What are you writing that will be read in 10 years?

This was a question asked to an acquaintance during a job interview for a professorship in the humanities. It's one hell of a question, and one that I find unfortunately unasked in the sciences.

In my other life, I submitted a paper this week. It's not a bad paper - it shows something new,  but like too many papers being published today, it's incremental and generally forgettable. It's not something that will be read much in 10 years.

I love reading old papers. They are from a time when authors were under less pressure to produce by volume. They are consequently more theoretical, thoughtful and broad than most papers published today because the authors had the luxurious time to sit and think about the results, and place them in context.

As I've pointed out earlier, the competitive academic environment tends to foster bias in publications: when trying to distinguish oneself amongst the fray of other researchers, one looks for sexy and surprising results. So do the journals, who want to publish things that will get cited the most. And so do media outlets, vying for your attention.

Jonah Lehrer's new piece on the "decline effect" in the New Yorker almost gets it right. The decline effect, according to Lehrer, is the phenomenon of a scientific finding's effect size decreasing over time. Lehrer dances around the statistical explanations of the effect (regression to the mean, publication bias, selective reporting and significance fishing), and seems all-too-willing to dismiss these over a more "magical" and "handwave-y" explanation:
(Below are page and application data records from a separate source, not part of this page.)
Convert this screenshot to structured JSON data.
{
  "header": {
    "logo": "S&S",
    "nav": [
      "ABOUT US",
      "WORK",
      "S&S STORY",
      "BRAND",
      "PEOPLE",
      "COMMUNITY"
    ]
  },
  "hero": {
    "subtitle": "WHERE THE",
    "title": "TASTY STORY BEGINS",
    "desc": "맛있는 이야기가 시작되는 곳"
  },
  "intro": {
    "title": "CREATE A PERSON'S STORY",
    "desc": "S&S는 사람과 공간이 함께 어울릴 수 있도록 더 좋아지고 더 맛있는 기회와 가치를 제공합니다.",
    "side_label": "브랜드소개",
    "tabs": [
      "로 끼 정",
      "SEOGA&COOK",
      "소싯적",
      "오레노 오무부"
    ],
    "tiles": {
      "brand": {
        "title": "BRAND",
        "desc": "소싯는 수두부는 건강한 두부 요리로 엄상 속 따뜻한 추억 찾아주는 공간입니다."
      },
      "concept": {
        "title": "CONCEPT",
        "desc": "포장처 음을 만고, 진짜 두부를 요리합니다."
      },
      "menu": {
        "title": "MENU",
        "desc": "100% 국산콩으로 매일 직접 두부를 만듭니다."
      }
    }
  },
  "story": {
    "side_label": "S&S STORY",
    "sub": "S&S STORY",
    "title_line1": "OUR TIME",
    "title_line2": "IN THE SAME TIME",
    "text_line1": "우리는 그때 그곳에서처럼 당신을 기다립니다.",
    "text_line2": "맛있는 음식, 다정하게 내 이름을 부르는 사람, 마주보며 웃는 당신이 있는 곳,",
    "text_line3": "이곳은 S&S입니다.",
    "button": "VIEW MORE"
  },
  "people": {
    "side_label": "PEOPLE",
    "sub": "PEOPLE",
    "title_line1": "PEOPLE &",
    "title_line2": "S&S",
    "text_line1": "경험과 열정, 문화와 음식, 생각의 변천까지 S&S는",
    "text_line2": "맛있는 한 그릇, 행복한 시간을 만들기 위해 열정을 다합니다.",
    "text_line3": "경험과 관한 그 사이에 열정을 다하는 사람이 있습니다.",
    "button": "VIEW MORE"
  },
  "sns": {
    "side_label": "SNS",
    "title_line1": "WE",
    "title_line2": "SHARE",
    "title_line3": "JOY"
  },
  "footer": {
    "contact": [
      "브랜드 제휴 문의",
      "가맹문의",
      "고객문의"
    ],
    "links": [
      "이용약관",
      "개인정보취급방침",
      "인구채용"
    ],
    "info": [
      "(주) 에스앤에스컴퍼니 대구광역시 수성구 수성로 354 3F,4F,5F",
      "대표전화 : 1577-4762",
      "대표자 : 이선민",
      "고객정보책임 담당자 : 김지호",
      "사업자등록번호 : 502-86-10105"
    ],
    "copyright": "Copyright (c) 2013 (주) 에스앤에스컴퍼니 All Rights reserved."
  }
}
"This is largely because scientific research will always be shadowed by a force that can’t be curbed, only contained: sheer randomness" 

But randomness (along with the sheer number of experiments being done) is the underlying basis of the other effects he wrote about and dismissed. The large number of scientists we have doing an even larger number of experiments is not unlike the proverbial monkeys randomly plunking keys on a typewriter. Eventually, some of these monkeys will produce some "interesting" results: "to be or not to be" or "Alas, poor Yorick!" However, it is unlikely that the same monkeys will produce similar astounding results in the future.

Like all analogies, this one is imperfect as I am not trying to imply that scientists are only shuffling through statistical randomness. What I am saying is that given publication standards of large, new, interesting and surprising results, it is very likely that any experiment meeting these standards is an outlier and that its effect size will regress to the mean. This cuts two ways: although some large effects will get smaller, some experiments that were shelved for having small effects will probably have larger effect sizes if repeated in the future.

 This gets us back to my penchant for old papers. With more time, a researcher could do several replications of the study, and find the parameters under which the effects could be elicited. And often, these papers are from the pre-null-hypothesis significance testing days, so the effects tend to be larger as they need to be visually obvious from a graph. (A colleague once called this the JFO statistical test for "just f-ing obvious". It's a good standard) This standard guards against many of the statistical sins outlined by John Ioannidis.

This is also why advances in bibiometrics are going to be key for shaping science in the future. If we can formalize what makes a paper good, and what makes a scientist's work "good", then (hopefully) we can go about doing good, rather than voluminous, science.